This option is the simplest regarding infrastructure, as we will have only to create one Lakehouse. However, you want to allow people to analyze data on the Lakehouse. In that case, it will be more problematic as it is not possible to create subfolders under the Tables part of the Lakehouse, so all your tables will be grouped, and the only way to differentiate them would be in their naming convention which can become very complex to use quickly with the increase in the number of tables.
2. The second option would be to create one Lakehouse per layer.
This solution is the most versatile as it allows us to separate our layers, making it easier to analyze data, but we are still working on the same workspace. It will also be easier to manage access on each Lakehouse, as we probably don't want the analysts to access our Bronze layer.
3. Finally, a more drastic option would be to create one workspace per layer.
This solution has a principal added value: split your compute engine across the different layers and have various capacities linked to each. This could be useful for massive companies using Direct Lake on the gold layer on their Power BI reports and which don't want ETL or data movements across layers to impact the compute resources of their gold layer used for reporting by end consumers.
What is the conclusion?
In conclusion, the concept of workspaces remains central within Microsoft Fabric, enabling collaboration and data sharing. The introduction of Fabric Domains as a solution to manage data within Fabric emphasizes a decentralized approach, aligning with modern data governance paradigms.
Throughout this insight, we have added, one by one, three layers of complexity to potential infrastructure.
First, we recommended a split between the engineering and visualization teams to avoid security and access issues.
Then, we introduced lifecycle management in the picture by promoting deployment pipelines.
Lastly, we thought about potential scenarios for introducing medallion architecture in Microsoft Fabric.
We have seen that all scenarios have pros and cons, leading to a tradeoff between development/governance burden and potential data leakage/security risk.

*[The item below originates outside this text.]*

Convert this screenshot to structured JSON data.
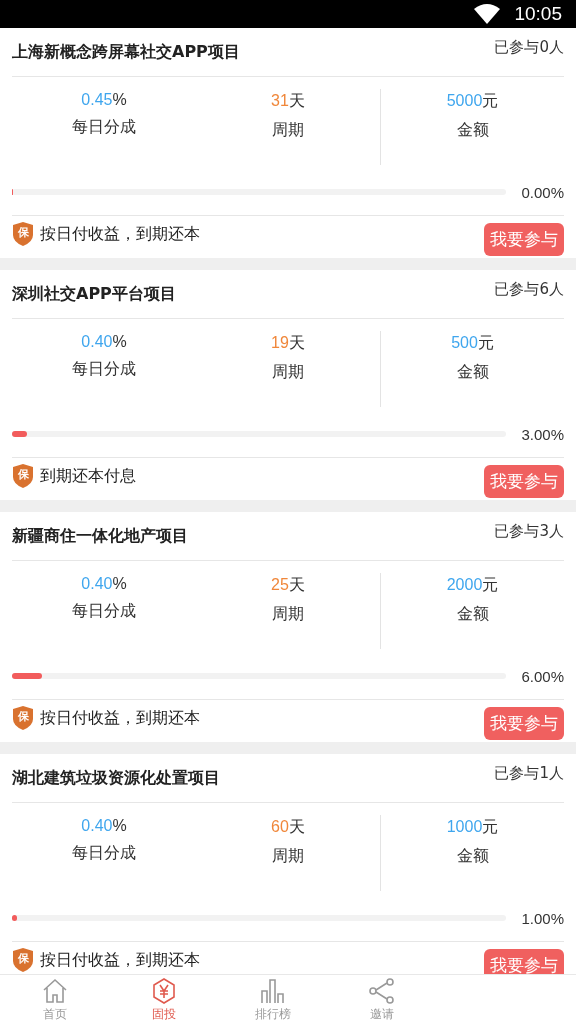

However, the diagram below can be considered a baseline for workspace management with Microsoft Fabric.